Hot, Wet, & Shaking: How I learned to talk about sex by Kaleigh Trace. Love Street by Susan Perly. Lucky Peach magazine's gender issue from the summer of 2013. Jeramy Dodds' translation of The Poetic Edda. The Promise of Canada by Charlotte Gray. These are the most recent atop a towering pile. Mrs. Dalloway never leaves the pile. I think I spy Lincoln in the Bardo by George Saunders flying toward it.
2. Heather O'Neill asks, "What's the strangest thing you've done while researching a book?"

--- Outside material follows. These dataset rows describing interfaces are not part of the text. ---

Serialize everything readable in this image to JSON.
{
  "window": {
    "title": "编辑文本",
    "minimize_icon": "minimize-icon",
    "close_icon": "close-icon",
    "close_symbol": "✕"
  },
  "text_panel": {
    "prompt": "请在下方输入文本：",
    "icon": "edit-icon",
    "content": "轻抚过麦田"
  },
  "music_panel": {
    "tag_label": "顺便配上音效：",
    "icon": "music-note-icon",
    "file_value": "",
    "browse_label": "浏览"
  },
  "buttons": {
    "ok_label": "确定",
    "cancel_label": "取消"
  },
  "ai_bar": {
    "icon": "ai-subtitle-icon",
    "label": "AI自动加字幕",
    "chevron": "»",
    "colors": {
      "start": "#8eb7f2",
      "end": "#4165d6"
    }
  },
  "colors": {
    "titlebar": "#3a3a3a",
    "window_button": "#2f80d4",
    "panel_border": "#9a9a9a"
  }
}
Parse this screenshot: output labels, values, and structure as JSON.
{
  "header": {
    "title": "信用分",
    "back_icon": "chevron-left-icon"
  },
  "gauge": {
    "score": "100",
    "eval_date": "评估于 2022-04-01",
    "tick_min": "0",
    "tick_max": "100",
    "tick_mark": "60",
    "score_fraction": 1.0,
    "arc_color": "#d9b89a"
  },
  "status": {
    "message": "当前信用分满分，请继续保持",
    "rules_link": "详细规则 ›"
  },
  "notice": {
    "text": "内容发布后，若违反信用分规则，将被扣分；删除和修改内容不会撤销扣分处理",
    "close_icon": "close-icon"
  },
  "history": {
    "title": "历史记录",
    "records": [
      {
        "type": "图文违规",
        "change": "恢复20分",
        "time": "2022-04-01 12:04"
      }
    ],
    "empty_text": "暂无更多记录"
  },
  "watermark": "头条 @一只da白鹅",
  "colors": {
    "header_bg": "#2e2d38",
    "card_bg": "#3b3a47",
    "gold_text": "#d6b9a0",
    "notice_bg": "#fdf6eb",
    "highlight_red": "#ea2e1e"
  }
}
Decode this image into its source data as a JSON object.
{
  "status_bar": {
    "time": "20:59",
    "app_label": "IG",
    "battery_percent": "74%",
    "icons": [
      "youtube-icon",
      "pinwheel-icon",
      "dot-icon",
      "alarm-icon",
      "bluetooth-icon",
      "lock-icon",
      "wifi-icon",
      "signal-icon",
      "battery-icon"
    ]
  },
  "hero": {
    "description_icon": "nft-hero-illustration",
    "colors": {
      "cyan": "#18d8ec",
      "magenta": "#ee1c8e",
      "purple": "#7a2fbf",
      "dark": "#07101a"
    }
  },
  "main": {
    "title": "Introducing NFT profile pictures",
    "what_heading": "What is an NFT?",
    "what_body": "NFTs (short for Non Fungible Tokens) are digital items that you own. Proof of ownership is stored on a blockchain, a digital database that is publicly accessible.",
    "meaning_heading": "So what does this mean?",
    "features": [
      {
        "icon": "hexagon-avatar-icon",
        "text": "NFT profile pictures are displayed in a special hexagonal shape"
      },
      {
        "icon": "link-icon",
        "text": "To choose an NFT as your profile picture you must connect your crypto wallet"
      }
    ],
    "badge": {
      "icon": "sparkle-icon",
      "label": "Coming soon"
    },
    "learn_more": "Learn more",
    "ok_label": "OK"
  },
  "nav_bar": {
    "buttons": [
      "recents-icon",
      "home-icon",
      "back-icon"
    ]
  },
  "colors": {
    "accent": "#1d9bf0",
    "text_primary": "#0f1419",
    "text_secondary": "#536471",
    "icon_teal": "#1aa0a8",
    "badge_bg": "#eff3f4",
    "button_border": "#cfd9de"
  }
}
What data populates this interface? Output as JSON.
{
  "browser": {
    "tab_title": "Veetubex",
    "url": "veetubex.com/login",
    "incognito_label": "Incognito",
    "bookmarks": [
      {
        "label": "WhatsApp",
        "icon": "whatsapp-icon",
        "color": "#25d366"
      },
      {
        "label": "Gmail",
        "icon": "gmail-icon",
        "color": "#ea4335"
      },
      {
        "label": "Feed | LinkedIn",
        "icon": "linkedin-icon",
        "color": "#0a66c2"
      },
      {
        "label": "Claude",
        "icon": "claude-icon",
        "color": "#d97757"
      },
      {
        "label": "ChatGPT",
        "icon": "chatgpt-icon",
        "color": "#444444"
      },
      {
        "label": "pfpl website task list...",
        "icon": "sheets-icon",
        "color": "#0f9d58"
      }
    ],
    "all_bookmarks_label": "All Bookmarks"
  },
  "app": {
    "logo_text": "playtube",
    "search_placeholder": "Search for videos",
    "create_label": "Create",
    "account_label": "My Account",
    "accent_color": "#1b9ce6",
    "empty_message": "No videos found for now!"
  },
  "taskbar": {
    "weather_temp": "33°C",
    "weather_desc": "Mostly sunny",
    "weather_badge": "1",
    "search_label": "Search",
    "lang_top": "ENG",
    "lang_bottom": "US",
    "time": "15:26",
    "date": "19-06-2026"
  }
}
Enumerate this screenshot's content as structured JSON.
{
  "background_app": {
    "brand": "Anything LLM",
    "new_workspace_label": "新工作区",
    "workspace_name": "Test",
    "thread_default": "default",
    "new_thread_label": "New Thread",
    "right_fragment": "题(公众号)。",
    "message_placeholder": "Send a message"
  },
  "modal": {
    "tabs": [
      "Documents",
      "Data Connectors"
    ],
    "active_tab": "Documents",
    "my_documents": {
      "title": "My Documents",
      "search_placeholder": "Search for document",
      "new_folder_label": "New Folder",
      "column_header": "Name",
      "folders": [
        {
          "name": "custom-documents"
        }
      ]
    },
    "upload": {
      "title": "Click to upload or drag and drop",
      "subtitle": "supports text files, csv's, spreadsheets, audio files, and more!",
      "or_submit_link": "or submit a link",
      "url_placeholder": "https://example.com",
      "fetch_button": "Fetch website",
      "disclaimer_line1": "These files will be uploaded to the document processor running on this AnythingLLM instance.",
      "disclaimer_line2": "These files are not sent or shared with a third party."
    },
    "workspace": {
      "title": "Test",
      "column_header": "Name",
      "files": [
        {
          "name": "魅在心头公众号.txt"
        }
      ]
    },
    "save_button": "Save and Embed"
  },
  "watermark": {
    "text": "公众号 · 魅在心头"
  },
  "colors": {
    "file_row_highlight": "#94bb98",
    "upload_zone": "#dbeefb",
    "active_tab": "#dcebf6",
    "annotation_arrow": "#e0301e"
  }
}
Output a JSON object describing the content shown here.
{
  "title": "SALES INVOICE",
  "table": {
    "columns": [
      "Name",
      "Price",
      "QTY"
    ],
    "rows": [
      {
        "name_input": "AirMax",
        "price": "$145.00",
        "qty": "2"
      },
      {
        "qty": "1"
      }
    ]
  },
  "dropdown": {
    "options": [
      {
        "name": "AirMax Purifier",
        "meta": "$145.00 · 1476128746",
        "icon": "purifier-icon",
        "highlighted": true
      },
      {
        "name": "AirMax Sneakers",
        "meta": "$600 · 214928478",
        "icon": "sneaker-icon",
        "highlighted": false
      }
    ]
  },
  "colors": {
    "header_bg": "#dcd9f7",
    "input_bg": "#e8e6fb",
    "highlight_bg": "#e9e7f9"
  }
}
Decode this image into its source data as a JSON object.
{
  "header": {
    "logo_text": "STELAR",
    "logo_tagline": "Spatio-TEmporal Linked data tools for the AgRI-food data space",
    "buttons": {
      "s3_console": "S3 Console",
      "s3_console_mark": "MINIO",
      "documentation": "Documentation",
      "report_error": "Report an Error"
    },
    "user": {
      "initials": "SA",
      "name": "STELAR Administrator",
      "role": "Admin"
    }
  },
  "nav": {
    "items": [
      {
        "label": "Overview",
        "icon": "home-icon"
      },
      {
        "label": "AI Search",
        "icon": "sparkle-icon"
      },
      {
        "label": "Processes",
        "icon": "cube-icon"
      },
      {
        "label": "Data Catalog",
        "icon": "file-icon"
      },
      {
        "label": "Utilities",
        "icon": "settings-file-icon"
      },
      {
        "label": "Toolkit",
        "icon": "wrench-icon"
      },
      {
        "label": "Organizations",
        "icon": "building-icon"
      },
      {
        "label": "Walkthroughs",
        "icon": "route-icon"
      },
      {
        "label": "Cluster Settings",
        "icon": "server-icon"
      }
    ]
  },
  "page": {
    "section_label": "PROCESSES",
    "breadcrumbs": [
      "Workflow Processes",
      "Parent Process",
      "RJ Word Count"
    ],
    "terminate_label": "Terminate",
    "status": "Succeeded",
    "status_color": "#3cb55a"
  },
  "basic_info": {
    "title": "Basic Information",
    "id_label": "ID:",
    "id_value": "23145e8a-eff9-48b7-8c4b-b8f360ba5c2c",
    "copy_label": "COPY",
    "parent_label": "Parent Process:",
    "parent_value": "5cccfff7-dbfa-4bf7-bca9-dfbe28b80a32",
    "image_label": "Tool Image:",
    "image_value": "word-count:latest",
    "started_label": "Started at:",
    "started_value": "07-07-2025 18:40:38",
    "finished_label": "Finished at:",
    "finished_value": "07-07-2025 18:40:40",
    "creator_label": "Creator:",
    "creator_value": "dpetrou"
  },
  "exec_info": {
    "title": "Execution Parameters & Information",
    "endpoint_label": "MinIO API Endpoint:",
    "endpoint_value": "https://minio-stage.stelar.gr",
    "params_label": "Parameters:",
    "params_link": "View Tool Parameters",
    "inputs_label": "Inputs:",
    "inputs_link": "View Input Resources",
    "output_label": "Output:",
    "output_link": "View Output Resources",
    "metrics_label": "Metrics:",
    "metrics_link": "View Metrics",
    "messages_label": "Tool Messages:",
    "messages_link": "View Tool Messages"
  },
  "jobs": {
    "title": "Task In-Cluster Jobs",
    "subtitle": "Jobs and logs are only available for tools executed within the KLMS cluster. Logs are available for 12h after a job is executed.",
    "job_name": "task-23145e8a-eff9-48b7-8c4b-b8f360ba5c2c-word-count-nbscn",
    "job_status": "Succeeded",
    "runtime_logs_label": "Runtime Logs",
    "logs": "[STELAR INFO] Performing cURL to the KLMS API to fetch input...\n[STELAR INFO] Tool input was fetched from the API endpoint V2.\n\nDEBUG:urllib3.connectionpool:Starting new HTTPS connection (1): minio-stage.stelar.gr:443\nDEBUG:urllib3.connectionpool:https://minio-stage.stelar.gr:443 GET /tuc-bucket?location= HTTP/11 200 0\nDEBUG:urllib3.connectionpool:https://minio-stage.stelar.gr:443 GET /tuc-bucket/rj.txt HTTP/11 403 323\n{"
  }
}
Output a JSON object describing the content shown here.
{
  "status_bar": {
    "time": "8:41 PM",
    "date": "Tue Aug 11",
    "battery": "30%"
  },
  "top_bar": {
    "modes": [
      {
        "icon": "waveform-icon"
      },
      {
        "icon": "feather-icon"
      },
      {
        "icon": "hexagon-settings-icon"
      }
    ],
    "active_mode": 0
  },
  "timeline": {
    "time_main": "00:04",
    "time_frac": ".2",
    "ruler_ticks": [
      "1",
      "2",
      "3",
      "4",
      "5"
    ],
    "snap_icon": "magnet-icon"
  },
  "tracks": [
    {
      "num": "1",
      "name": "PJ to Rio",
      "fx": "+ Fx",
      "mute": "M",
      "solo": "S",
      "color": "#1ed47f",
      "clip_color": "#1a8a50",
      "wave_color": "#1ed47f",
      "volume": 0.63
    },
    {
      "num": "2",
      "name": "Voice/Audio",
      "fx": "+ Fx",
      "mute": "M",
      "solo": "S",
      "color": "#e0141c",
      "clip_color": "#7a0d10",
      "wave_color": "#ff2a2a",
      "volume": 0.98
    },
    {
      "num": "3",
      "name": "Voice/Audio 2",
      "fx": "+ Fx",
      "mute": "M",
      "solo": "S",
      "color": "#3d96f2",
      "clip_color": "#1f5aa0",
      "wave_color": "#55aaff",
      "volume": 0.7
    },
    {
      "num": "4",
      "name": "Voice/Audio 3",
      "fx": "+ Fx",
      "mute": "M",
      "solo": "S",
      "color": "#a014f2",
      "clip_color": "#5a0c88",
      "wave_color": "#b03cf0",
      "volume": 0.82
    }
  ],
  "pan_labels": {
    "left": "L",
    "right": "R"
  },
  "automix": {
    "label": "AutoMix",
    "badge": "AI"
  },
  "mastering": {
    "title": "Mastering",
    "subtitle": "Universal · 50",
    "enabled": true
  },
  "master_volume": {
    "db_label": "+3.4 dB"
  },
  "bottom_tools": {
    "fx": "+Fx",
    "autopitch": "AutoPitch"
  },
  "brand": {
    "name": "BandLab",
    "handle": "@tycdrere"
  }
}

For my new novel Lost in September, I hired a self-proclaimed world-famous handwriting expert, a lovely man named Doris, to give me a psychological and forensic analysis of General James Wolfe's letters.
3. Madeleine Thien asks, "When does talking to oneself become a problem? Or, when does not talking to oneself become a problem?"
I used to worry about it until I saw a writer doing it in a Montreal café and realized it didn't look that bad. It just looks like someone mumbling in an unending but dignified stream.
4. Emma Donoghue asks, "What quality or tic in your writing, or flaw or dearth in your works as a whole, makes you blush?"
I have to check every manuscript for invasions of the words inchoate, subversive and magnolia.
5. Ivan Coyote asks, "If you weren't a writer, what would your dream job be?"
I would make vegetarian street food and cater events in urban parks out of a van.
6. Beth Powning asks, "Describe the journey that you take after you have finished writing a book and are wondering what you are going to write next."
I'm in that place now. It involves lovingly hanging my handwashed laundry with wooden pegs on the clothesline and trying not to creep out strangers on my people-watching walks.
7. Gary Barwin asks, "How or where does a piece of writing begin for you?"
I hear something or notice something whose story blooms in me like a jellyfish or passionflower or slow-motion fireworks.
8. Durga Chew-Bose asks, "If you could have any view just outside the room where you write, what would it be?"
There is a huge cottonwood tree in our backyard. From its top the crows and squirrels and cardinals have a 360 degree view of the following: downtown Montreal with its spangling lights, the Champlain bridge lacing its way over the Saint Lawrence River, the streets of Verdun (my neighbourhood) and the river's course both to the sea and inland to Ile des Rapides wild bird sanctuary and beyond. I'd love swaying in wind and rain and sun while I could see all those things.